Jul 14, 2011

Japanese Mission: Impossible 4 Trailer Has the Right Music!

Now this is cool! It's too bad that there's so much less Jeremy Renner in the Japanese trailer for Mission: Impossible - Ghost Protocol (is he not the rising star yet internationally that Hollywood so wants him to be here?), but it's very, very cool that there's so much more of Lalo Schifrin's classic "Mission: Impossible Theme!" For me, seeing this footage (nothing new; we've seen it all in the American trailer already) cut to this music - the right music - makes all the difference in the world! (The Eminem song was not working for me.) In fact, this trailer now looks sort of almost like it could be for a really high budget episode of the TV series... which is pretty much the highest compliment I can pay to director Brad Bird. Speaking of, wouldn't it be cool if this one opened the way that Brian DePalma's original Mission: Impossible movie opened in 1996, with an homage to the TV series' title sequence showing a bunch of scenes to come cut together quickly with a burning fuse set to Schifrin's theme? Yes, it would. I just answered my own question there.


Bob said...

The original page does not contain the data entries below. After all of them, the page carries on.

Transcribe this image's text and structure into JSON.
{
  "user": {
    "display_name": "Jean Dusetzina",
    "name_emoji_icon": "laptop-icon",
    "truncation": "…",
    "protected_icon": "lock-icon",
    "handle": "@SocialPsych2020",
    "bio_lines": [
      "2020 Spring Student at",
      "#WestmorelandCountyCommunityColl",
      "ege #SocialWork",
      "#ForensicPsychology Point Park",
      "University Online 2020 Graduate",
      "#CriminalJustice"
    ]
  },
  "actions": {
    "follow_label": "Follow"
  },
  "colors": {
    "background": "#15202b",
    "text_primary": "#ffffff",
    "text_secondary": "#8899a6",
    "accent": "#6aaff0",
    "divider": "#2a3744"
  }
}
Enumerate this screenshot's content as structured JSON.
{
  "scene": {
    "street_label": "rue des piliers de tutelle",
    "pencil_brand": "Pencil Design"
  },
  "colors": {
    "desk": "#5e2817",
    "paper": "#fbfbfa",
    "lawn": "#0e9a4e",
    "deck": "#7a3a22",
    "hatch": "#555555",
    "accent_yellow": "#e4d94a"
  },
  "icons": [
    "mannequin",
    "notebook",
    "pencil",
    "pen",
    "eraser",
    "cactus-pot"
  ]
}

The problem I have with the Mission: Impossible movies is that they have very little to do with the tv series. I'll grant you that the beginning of the first film came close to the series, but after that, the films were reduced to a Tom Cruise ego trip.

Delmo said...

That works much better!

Anonymous said...

I agree with Bob - they're perfectly acceptable action movies (little more than a series of stunt set pieces really) if you like that sort of thing.

But why use the Mission: Impossible name? These movies have never had more than a very tenuous connection with the series apart from - as said - a bit of the first.

Incidentally, I know that Giacchino is probably scoring the latest (I haven't really paid much attention). So that'll be another HUGE score - lots of noise and busy instruments and so on - that you'll forget as soon as the movie finishes. Just like his score for MI:3 in fact. Zimmer's score for II was just ridiculous.

They could do worse than use Elfman again. But of course it's not going to happen. But he understood the dynamics of the MI series better than either of the other two ever will....

Mr Lee said...

And i agree with Delmo, much better.

Tanner said...

Oh, I very much agree with Bob, too. I've never actually reviewed any of the movies here (though I will do them all leading up to the new one), but I think I've made my feelings clear many times that I absolutely HATED the first movie when it came out, mainly because of what it did to the Jim Phelps character. I'd also prefer a team approach.

I've grown to like the first movie for what it is (and De Palma did give it some awesome touches, including that title sequence - and the basic idea of an IMF mission going horribly wrong), but I'll never fully embrace it because of that.

The second I thought was just bad on its own merits without doing anything specific to offend fans of the series. And it's probably the worst offender of the bunch in terms of turning a team series into a one-man showcase for TC.

The third movie I thought was an improvement, and at least MORE of a team film than the others. For that reason, it's probably my favorite - though it shares some problems with the other films. Why does there ALWAYS have to be a traitor in the IMF, or an IMF agent gone bad? From the trailer, it looks like even this new one sticks with that annoying theme.

That said, I'm remaining optimistic about this one. I've NEVER been so excited for a Mission: Impossible movie before - even the first one. I like that it really does look like it might finally be more of a team movie, and I really do hope that's the direction things go in. Now if ONLY they'd posthumously clear Jim Phelps' good name with a throwaway line like, "Too bad that guy who took the Phelps name after Jim left turned out to be such a dick" or something!

I did like Giacchino's score for M:I:III, though, Anonymous, and I'm particularly looking forward to seeing what he does this time around, reteamed with Brad Bird for whom he delivered such a fantastic Sixties spy homage (Barry, not Schifrin) in The Incredibles!

Anonymous said...

Yes, I agree about Giacchino's score for THE INCREDIBLES. And it was so much more than a John Barry knock off.

But also...I do think it was far more memorable than MI:3. I think Giacchino's a wonderful talent but some of his films scream "Look what I can do!!!!"

Sometimes less is more.

But we shall see!